The shark is found around the world, mostly in open water, and the conservation group Defenders of Wildlife called on the government to list the species. The listing would be the most widespread shark listing in the U.S. to date.
The National Marine Fisheries Service said in a document published in the Federal Register in December that the sharks are indeed likely to become endangered in all or at least a significant portion of their range "within the foreseeable future."
Threats to the sharks include fishing pressure all over the world, as their fins are prized in Asian markets for use in soup. The sharks have declined by 80 to 90 percent in the Pacific Ocean since the 1990s, and 50 percent to 85 percent in the Atlantic Ocean since the 1950s, said Chelsey Young, a natural resource management specialist for the fisheries service.
"The oceanic whitetip has very large pectoral fins, and so they have fetched a high price on the international market in Asia," Young said. "It incentivized the fin trade."
The fisheries service is collecting public comments about the shark's status until March and is expected to make a final decision in November. Listing the species as threatened would afford it protections aimed at recovery.
The shark is also listed as "vulnerable" on the International Union for Conservation of Nature Red List of Threatened Species. Additional protections would only help, said Lora Snyder, a campaign director for conservation group Oceana. The group has also pushed for a broader ban on the U.S. shark fin trade, which is already restricted.
"In order to truly combat the global trade of shark fins, which kills tens of millions of sharks every year, we need to pass a full ban in the U.S. on the buying and selling of shark fins," Snyder said.
Attacks on humans by the sharks are extremely rare.
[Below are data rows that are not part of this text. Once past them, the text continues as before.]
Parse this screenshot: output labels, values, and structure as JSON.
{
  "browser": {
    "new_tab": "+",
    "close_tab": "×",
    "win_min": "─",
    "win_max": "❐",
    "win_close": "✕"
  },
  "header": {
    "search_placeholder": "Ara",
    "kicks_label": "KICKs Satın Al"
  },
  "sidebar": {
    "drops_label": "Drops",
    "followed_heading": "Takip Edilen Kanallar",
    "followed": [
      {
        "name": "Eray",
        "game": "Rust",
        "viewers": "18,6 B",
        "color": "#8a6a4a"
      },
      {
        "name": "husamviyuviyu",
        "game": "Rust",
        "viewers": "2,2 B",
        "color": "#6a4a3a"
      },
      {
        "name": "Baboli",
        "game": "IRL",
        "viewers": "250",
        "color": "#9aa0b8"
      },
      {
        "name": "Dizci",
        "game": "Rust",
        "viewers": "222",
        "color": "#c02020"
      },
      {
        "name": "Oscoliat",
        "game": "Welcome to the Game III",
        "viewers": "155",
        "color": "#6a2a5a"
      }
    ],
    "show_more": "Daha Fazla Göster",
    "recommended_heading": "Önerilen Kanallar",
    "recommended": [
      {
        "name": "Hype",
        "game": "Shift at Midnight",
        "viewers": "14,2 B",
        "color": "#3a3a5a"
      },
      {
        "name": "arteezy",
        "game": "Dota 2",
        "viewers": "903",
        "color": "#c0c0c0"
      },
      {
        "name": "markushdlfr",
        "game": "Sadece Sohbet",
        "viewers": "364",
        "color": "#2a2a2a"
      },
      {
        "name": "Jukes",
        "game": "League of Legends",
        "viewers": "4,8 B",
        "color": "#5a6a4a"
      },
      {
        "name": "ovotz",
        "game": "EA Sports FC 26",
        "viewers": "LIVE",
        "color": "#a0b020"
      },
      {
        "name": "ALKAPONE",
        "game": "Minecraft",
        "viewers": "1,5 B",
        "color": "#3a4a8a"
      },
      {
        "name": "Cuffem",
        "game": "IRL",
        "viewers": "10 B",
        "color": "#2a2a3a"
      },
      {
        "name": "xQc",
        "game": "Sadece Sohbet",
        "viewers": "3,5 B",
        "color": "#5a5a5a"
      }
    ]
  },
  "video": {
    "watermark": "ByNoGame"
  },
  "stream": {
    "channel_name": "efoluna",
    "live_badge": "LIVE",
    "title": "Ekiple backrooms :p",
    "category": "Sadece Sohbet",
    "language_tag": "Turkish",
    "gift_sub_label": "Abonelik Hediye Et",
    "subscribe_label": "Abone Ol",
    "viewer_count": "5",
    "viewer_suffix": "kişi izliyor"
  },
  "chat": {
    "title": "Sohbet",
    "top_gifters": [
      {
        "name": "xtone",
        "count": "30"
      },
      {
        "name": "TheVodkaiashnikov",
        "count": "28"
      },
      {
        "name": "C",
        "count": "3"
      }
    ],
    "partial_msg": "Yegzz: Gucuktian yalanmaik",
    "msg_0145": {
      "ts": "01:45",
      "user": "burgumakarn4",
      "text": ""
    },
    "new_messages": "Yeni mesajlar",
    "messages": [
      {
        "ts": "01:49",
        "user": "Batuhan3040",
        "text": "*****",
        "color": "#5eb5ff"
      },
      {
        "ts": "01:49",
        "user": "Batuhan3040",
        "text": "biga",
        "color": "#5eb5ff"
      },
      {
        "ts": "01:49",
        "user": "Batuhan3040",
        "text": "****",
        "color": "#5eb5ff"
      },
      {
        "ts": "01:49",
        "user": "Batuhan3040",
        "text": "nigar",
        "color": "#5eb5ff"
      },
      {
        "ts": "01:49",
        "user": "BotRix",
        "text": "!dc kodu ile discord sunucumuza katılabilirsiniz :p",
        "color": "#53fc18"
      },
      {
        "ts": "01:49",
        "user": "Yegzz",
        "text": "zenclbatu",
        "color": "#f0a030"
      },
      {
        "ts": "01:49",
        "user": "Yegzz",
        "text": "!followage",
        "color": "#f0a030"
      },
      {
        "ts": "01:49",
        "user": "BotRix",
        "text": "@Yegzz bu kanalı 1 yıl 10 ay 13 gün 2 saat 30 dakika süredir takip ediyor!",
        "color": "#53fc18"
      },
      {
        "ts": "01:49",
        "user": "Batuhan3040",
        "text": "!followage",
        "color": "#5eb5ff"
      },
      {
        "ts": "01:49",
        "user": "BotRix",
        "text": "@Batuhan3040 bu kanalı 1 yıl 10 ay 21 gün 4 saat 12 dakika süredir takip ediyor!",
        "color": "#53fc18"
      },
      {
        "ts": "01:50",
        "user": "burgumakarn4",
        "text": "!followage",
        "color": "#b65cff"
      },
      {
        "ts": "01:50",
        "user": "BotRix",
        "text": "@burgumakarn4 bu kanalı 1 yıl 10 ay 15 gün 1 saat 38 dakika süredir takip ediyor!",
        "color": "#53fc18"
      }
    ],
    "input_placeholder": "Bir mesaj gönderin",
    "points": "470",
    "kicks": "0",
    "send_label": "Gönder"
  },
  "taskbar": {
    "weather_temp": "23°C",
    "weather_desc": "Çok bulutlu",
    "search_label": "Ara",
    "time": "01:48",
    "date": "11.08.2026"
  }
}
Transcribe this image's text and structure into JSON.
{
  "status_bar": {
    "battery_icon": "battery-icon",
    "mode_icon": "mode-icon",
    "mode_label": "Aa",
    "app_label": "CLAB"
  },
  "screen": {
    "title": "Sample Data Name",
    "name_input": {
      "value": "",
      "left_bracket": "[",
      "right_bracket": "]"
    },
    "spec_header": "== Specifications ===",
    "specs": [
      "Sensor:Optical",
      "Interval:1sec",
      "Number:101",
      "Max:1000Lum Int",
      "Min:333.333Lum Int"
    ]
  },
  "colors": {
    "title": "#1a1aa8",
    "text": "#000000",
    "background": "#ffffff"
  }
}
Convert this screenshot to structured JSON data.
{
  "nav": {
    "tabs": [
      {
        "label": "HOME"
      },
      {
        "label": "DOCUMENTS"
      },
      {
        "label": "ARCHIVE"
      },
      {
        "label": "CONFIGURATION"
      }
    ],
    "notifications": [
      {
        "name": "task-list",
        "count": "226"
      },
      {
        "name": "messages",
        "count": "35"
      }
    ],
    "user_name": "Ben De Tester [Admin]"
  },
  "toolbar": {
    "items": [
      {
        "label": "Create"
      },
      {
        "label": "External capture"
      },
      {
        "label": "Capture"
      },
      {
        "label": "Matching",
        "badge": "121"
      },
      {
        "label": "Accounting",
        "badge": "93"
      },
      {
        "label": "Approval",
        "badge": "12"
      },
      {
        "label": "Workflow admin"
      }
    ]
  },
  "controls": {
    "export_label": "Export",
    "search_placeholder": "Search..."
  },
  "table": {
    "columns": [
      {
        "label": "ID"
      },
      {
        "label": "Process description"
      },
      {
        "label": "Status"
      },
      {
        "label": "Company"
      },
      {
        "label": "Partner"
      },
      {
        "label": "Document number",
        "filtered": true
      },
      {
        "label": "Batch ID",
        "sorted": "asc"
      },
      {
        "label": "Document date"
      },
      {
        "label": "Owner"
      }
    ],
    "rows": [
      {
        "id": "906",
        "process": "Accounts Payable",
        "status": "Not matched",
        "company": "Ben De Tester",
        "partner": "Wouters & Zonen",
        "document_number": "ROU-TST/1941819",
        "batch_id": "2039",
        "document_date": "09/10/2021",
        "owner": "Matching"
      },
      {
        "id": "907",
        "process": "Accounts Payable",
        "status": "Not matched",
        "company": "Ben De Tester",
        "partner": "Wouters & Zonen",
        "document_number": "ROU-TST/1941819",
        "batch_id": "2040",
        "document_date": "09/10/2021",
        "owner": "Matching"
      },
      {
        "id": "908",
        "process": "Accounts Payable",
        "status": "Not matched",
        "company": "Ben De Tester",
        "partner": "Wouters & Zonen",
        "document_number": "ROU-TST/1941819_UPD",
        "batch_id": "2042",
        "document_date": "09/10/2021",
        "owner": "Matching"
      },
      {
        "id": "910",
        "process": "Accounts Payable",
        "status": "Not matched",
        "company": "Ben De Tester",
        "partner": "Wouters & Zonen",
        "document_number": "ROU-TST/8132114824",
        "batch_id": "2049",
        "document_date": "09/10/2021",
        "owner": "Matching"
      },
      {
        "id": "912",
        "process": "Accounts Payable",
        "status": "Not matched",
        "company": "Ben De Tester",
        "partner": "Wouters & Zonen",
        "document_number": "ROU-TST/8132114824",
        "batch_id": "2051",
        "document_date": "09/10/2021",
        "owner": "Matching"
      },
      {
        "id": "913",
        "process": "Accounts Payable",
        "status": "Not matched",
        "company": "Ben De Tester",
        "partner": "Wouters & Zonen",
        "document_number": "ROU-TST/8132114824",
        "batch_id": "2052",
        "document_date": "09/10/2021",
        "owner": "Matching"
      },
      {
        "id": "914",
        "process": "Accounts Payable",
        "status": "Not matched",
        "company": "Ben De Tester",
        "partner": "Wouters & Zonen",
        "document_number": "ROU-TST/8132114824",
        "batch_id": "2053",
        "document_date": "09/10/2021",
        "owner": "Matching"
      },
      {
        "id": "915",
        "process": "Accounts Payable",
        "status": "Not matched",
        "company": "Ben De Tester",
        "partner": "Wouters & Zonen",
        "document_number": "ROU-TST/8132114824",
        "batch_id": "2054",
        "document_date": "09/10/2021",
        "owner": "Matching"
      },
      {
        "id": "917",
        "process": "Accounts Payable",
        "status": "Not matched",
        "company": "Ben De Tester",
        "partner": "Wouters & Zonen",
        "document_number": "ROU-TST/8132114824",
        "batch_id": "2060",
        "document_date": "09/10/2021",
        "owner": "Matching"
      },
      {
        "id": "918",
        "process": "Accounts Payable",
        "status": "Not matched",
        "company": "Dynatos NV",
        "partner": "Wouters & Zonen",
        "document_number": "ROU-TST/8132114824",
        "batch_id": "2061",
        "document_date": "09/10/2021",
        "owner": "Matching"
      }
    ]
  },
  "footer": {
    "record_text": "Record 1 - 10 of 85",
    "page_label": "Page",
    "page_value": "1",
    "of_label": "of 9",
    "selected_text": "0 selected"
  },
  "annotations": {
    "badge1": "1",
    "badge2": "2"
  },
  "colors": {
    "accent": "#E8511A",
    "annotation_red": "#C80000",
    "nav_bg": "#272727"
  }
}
Oceanic whitetips are thought to be responsible for some of the deaths of sailors who were aboard the USS Indianapolis, a Navy cruiser that was sunk during World War II. But there have been only 10 documented non-provoked attacks on humans by the sharks, according to the Florida Museum, which collects records about shark attacks.